For a new study, researchers at McGill University compared the nutritional profiles of unsweetened versions of the four most commonly consumed plant-based milks (almond, soy, rice, and coconut). After cow’s milk, which they found to be a wholesome, complete food, soy milk was deemed the most nutritiously balanced in terms of protein, fat, and carbs. 

EXPERT INSIGHT

“When we are talking about almond milk in the market, the actual almond content within the beverage can vary widely,” says study author Sai Kranthi Kumar Vanga, a Ph.D. candidate at McGill University’s department of bioresource engineering. Although whole almonds are rich in protein and fat, low-calorie almond milk contains little of either nutrient.

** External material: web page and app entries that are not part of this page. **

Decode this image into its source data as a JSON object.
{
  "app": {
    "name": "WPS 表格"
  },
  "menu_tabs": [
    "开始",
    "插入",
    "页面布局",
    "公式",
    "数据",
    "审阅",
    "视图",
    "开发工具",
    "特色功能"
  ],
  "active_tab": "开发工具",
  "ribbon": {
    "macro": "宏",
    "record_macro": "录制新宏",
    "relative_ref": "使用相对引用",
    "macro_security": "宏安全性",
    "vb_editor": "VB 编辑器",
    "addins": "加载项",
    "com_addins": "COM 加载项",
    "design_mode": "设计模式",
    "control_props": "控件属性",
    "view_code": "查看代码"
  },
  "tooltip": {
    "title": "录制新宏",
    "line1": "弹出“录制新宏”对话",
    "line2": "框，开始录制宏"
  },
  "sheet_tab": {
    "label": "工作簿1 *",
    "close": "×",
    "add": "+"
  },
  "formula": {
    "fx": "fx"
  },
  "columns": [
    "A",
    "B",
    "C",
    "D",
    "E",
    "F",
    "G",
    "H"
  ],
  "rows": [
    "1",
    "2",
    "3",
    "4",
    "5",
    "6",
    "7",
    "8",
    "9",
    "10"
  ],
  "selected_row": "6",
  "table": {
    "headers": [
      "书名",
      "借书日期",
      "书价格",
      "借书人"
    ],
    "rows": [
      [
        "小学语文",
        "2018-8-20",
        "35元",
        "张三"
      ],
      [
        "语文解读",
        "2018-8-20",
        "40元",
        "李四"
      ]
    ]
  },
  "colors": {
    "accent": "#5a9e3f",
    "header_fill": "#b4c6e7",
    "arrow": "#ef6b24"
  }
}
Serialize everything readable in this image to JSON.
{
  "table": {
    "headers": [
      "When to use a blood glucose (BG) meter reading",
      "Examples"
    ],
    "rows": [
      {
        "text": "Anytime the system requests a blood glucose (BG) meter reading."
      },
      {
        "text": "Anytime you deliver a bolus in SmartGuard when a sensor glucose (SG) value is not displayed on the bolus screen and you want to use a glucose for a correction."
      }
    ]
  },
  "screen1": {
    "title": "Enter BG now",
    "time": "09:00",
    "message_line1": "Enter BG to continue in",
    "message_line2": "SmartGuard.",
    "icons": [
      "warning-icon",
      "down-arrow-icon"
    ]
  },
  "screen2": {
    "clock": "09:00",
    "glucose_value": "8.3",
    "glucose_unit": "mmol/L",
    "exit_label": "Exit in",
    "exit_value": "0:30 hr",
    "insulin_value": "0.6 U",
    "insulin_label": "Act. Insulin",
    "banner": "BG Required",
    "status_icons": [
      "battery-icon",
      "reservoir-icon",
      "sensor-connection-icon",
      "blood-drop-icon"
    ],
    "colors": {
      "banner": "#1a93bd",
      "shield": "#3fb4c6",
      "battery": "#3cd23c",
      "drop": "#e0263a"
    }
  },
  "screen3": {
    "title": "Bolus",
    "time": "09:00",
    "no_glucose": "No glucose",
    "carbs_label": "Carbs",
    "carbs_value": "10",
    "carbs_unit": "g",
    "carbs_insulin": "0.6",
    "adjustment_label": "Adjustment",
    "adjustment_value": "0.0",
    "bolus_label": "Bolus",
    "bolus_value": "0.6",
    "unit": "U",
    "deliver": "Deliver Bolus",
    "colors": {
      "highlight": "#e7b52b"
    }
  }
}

Soy milk, however, has a good mix of fat, protein, and carbs (4.5 grams, 8 grams, and 11.5 grams respectively for an average 240 milliliter serving) compared to almond milk (which has 2.5 grams fat, 1 gram protein, and 1 gram carbohydrates).

 

As for the other milks, they don’t supply balanced nutrition on their own, points out Vanga. Coconut milk contains no protein, which is why it’s best to mix it with something like chia seeds, and rice milk is high in carbs with barely any fat or protein. 

THE BOTTOM LINE
For athletes who want to stick with plant-based milk, Vanga advises opting for soy. But if you prefer the taste of another option, it’s important to make sure you are getting protein from other sources such as lean meats, beans, and eggs, he adds.